A couple of months later I got an email saying that Kristy Bowen of DGP loved the book and wanted to publish it.  I was over the moon.  Kristy hand-makes chapbooks and she does lovely work.  When I asked if she would mind if I got my own cover artist she was happy to let me do that.  I knew Siolo Thompson through Facebook and thought her artwork fit Swampy Woman perfectly.  Siolo read the manuscript and went to work.  When I saw the cover design, I knew I had picked the right artist.  I love the deconstructing bear on the cover and the woman in red; weird and haughty enough to be Swampy.

I got the first of the books in my greedy hands in January 2012 and it was wonderful holding something I had made from nothing but the thoughts in my head.

The thing about this character is that she seems to have caught the imagination of a lot of folks.  Women especially are intrigued.  I think it is because the character has sass.  She is not Mother Nature as we typically see her, all gauzy and pastel.  Rather she is sexy and pushy and apologizes for nothing.  Because of this, the book has sold very well.

As a post script to this story of the genesis of a character, I can add that I have written a couple more Swampy Woman poems.  She just pops up now and then, kind of showing me that she is still stomping around in the cattails.  I’m always excited when she does.

II. A Character Who Remains Unnamed

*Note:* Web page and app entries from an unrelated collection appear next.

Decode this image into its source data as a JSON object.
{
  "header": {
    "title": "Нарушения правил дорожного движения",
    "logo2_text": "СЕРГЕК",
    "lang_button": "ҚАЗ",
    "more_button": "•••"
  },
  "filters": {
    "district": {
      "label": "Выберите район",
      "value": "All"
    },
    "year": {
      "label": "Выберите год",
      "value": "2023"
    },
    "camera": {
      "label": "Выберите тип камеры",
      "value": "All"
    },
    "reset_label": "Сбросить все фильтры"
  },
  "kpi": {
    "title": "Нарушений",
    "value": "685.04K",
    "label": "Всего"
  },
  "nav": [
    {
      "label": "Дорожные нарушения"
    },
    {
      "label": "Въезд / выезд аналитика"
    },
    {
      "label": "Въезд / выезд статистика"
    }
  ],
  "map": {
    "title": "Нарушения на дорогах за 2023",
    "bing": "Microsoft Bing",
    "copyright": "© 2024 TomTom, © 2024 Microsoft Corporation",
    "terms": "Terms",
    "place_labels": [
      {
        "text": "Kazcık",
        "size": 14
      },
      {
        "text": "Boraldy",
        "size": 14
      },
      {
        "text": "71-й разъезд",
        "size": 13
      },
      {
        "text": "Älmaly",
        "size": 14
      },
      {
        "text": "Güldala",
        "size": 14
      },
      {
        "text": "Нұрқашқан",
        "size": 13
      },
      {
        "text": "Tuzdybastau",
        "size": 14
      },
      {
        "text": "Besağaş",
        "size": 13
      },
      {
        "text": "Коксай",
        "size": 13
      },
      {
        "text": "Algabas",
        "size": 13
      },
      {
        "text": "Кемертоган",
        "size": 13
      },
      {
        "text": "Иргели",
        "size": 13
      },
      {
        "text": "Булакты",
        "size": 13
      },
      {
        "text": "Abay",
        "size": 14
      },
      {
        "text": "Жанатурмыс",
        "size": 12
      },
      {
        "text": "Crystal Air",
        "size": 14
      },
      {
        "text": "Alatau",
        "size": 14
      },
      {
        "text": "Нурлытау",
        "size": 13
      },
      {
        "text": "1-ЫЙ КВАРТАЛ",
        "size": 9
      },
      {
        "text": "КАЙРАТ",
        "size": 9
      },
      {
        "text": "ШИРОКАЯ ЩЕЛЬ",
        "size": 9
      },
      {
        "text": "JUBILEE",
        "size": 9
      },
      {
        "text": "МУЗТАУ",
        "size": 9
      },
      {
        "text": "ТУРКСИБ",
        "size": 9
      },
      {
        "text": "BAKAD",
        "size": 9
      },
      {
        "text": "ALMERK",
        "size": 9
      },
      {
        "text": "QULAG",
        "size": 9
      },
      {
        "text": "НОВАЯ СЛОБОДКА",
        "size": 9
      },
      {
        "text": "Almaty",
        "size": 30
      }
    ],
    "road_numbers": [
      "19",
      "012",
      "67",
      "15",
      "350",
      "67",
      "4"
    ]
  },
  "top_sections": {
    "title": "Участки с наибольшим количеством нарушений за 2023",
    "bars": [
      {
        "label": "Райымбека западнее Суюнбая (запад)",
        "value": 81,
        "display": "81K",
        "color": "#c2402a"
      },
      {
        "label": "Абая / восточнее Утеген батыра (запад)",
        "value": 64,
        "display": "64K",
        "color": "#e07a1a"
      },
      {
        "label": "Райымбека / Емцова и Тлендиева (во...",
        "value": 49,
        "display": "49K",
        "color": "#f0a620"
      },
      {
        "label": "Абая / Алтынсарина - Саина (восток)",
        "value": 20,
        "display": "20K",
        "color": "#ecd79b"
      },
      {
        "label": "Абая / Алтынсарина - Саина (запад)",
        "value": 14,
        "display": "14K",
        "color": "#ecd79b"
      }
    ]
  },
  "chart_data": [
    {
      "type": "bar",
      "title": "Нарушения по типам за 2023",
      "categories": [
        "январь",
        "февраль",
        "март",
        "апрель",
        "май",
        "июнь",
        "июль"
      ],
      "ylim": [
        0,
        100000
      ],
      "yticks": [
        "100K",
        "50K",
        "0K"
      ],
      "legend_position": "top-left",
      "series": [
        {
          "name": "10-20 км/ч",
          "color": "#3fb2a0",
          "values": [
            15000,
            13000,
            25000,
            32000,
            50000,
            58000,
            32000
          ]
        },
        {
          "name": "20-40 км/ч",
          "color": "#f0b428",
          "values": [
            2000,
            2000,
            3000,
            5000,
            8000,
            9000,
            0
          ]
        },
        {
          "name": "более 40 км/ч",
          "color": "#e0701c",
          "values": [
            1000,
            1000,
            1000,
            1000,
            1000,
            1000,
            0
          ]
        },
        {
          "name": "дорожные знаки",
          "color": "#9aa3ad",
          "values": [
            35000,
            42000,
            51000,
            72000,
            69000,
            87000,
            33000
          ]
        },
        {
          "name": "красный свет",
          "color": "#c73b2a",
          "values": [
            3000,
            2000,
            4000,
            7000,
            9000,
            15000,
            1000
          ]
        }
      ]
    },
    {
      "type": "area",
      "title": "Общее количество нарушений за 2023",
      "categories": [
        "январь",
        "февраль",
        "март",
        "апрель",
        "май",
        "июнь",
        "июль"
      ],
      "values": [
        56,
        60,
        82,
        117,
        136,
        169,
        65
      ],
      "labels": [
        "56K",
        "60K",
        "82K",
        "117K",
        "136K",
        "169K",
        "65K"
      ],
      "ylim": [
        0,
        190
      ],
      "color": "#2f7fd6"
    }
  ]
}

After The Insomniac’s House poems were done I went back to writing poems on disparate topics.  Then I became interested in prose poems.  I bought a copy of The Rose Metal Press Field Guide to Prose Poetry and devoured it.  After that I wrote some pretty bad prose poems.

Luckily practice makes better.  I was writing a lot of poems and themes were emerging.  When going back over the work I noticed I had a bunch of poems written about a character that had no name.  They were all about She.  And She was losing parts—her voice, her ears, her scream.  I didn’t want to look into the psychology of this too deeply, so I just kept writing.

One day I was noodling around on Facebook and John Burroughs who runs Crisis Chronicles Press announced that he was doing a 24 hour chapbook contest.  He would publish his favorite chapbook that was sent to him in the next 24 hours.  That was too fun to pass up so I threw a book together and sent it in.  I expected nothing so when I got an email from John telling me he loved the book and wanted to publish it, I was amazed.  After I digested the news, I asked if I could have some time to edit and put the book in better order.  John graciously gave me the time I needed.  Again I worked with Terri Brown Davidson and made some huge changes to the chapbook:  swapped out some poems, wrote new ones, changed the title, and gave the whole thing a loose storyline.

I sent the changed manuscript to John and kept my fingers crossed for two days until he wrote back that he liked the new version better than the first one.  Huge sigh of relief on my part.  He will publish the chapbook this year under the title “This is How She Fails.”  Again I got an artist friend of mine, Lisa Marie Peaslee, to design the cover and I can’t wait to see the final product.

For me there is something special about following a character through a collection of poems.  I feel like I know these people like I know my best friends.

….

Lisa J. Cihlar‘s poems have been published in The South Dakota Review, Green Mountains Review, In Posse Review, Bluestem, and The Prose-Poem Project. One of her poems was nominated for a Pushcart Prize.  Her chapbook, “The Insomniac’s House,” is available from Dancing Girl Press and a second chapbook “This is How She Fails,” will be published by Crisis Chronicles Press in 2012.  She lives in rural southern Wisconsin.

This blog post is part of the Couplets project, a multi-author poetry blog tour coordinated by Joanne Merriam of Upper Rubber Boot Books “to help promote poetry and poets for National Poetry Month”.